Most of our fish are caught for consumption, but a few species are given bonus points for catch and release as well. Two days later, I knew the action was still hot so I claimed Day 2 and went back to the same spot. I arrived to find other anglers sadly staring at a surprise swell that had moved in over night and shut down the launch. We decided to change spots, but it just wasn’t as active, and I ended up wasting a claimed day for 2 points on the day, releasing a strange but beautiful reef fish. So goes the fickle luck of a fisherman.

For myself, as with most who participate, the real value of this competition is how it has pushed me to improve my skills. Having a zero point day at the same spot where another angler has an 80 or 150 point day, makes it very clear that you are doing something wrong, and forces you to analyze the mistakes and make the necessary changes to get better results. I’m up against some of the top names in the sport- Andy Cho (5 time champion), Isaac Brumaghim, Rob Wong-Yuen, and last year’s champion Chris Paglinawan, so I’m generally just hoping to crack the top ten. This will be my fourth Makahiki, and third in the Pro division, but I didn’t do well last year and feel I still have a lot to learn. I’m looking forward to representing Jackson Kayak in another season of friendly competition with some of the best kayak anglers in the world.

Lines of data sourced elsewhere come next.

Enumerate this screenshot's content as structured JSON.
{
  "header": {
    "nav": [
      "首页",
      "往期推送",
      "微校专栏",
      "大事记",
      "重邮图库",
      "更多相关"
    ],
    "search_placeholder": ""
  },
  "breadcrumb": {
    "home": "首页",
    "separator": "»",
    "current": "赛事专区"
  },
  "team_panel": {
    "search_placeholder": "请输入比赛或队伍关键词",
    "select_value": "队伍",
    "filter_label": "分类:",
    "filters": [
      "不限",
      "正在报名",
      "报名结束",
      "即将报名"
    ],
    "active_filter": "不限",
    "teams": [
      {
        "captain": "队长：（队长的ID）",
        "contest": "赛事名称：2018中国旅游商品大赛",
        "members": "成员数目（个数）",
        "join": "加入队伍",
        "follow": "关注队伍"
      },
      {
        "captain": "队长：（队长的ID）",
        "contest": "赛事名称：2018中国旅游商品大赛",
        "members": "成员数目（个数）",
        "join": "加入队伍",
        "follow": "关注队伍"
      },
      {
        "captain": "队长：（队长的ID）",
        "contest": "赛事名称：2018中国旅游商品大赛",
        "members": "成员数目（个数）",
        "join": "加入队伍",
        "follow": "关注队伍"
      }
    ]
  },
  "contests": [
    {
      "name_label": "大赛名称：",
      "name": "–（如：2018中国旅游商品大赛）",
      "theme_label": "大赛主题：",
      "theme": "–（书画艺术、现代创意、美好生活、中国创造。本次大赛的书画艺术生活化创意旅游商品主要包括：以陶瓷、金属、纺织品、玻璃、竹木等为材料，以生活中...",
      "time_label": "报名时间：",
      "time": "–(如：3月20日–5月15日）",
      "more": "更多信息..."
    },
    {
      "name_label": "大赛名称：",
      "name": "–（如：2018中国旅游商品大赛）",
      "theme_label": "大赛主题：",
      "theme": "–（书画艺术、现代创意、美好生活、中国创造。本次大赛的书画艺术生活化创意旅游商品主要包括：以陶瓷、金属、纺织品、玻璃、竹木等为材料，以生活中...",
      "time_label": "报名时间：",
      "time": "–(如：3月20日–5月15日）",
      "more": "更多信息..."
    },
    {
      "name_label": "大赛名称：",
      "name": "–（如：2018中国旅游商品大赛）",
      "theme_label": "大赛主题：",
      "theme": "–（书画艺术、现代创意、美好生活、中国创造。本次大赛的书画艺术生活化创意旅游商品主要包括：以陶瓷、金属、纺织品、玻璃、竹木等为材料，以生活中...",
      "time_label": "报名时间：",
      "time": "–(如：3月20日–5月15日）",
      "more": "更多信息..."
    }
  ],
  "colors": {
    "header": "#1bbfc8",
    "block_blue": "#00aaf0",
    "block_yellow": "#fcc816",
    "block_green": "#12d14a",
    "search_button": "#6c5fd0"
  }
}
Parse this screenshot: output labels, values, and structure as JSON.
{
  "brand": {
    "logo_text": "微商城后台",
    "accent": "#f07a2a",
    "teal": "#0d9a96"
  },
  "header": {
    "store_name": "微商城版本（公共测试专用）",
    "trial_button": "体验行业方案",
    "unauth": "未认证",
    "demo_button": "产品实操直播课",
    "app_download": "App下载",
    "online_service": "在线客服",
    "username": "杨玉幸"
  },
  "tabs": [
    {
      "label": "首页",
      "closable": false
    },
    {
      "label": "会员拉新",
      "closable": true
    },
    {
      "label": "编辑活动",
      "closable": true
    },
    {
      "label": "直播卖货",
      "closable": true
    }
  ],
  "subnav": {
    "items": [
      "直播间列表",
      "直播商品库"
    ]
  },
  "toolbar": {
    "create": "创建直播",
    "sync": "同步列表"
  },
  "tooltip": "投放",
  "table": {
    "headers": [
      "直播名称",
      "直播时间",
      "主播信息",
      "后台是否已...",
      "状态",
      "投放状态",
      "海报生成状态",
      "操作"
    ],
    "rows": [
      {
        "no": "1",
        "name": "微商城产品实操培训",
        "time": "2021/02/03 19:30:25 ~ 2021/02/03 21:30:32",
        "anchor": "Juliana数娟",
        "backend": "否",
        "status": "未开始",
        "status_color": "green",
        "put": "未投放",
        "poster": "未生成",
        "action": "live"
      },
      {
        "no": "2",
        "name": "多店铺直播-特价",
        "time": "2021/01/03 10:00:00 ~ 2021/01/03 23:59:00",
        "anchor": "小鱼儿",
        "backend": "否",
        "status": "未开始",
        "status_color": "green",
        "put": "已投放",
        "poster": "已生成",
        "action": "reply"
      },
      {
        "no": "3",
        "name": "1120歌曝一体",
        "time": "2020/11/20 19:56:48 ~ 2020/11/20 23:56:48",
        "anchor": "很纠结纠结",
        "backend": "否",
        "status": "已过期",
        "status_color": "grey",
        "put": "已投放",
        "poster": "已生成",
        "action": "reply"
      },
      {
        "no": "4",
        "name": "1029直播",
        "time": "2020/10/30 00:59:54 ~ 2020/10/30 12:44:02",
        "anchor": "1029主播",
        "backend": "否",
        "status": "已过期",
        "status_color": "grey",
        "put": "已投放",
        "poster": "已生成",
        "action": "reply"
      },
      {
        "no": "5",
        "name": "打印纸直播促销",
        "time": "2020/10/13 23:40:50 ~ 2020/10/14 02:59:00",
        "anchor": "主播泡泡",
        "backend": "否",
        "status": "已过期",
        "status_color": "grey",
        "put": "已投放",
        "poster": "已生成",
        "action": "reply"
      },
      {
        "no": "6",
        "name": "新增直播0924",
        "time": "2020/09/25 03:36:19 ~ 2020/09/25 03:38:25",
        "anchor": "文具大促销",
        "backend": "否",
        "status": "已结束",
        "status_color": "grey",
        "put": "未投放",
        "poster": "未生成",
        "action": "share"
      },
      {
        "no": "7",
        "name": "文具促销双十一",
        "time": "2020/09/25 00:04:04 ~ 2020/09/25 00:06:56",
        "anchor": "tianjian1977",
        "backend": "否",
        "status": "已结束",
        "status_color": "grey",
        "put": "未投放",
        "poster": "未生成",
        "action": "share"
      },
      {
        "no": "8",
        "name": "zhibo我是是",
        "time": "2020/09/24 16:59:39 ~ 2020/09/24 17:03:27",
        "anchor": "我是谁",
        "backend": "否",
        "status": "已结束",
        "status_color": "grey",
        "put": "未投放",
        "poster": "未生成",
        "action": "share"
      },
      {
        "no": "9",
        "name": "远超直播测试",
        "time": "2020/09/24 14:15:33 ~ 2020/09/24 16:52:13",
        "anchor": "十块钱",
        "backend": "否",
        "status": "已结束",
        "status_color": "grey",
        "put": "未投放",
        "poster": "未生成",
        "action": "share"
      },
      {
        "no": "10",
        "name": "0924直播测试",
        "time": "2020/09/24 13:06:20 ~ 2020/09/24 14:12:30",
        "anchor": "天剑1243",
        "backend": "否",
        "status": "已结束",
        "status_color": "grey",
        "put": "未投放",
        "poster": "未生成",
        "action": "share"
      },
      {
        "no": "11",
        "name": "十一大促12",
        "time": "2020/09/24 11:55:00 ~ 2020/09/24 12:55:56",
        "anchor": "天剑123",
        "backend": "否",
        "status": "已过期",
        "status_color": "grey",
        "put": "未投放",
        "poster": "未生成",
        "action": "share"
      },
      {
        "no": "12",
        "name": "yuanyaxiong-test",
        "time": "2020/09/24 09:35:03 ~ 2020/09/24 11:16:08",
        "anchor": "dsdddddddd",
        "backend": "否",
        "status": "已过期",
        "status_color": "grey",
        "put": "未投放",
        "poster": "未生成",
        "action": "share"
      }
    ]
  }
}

The Makahiki runs from Feburary 1st to September 30th, with registration currently open until June 1st. To sign up, view competitors threads, or just learn more about kayak fishing in Hawaii, check out .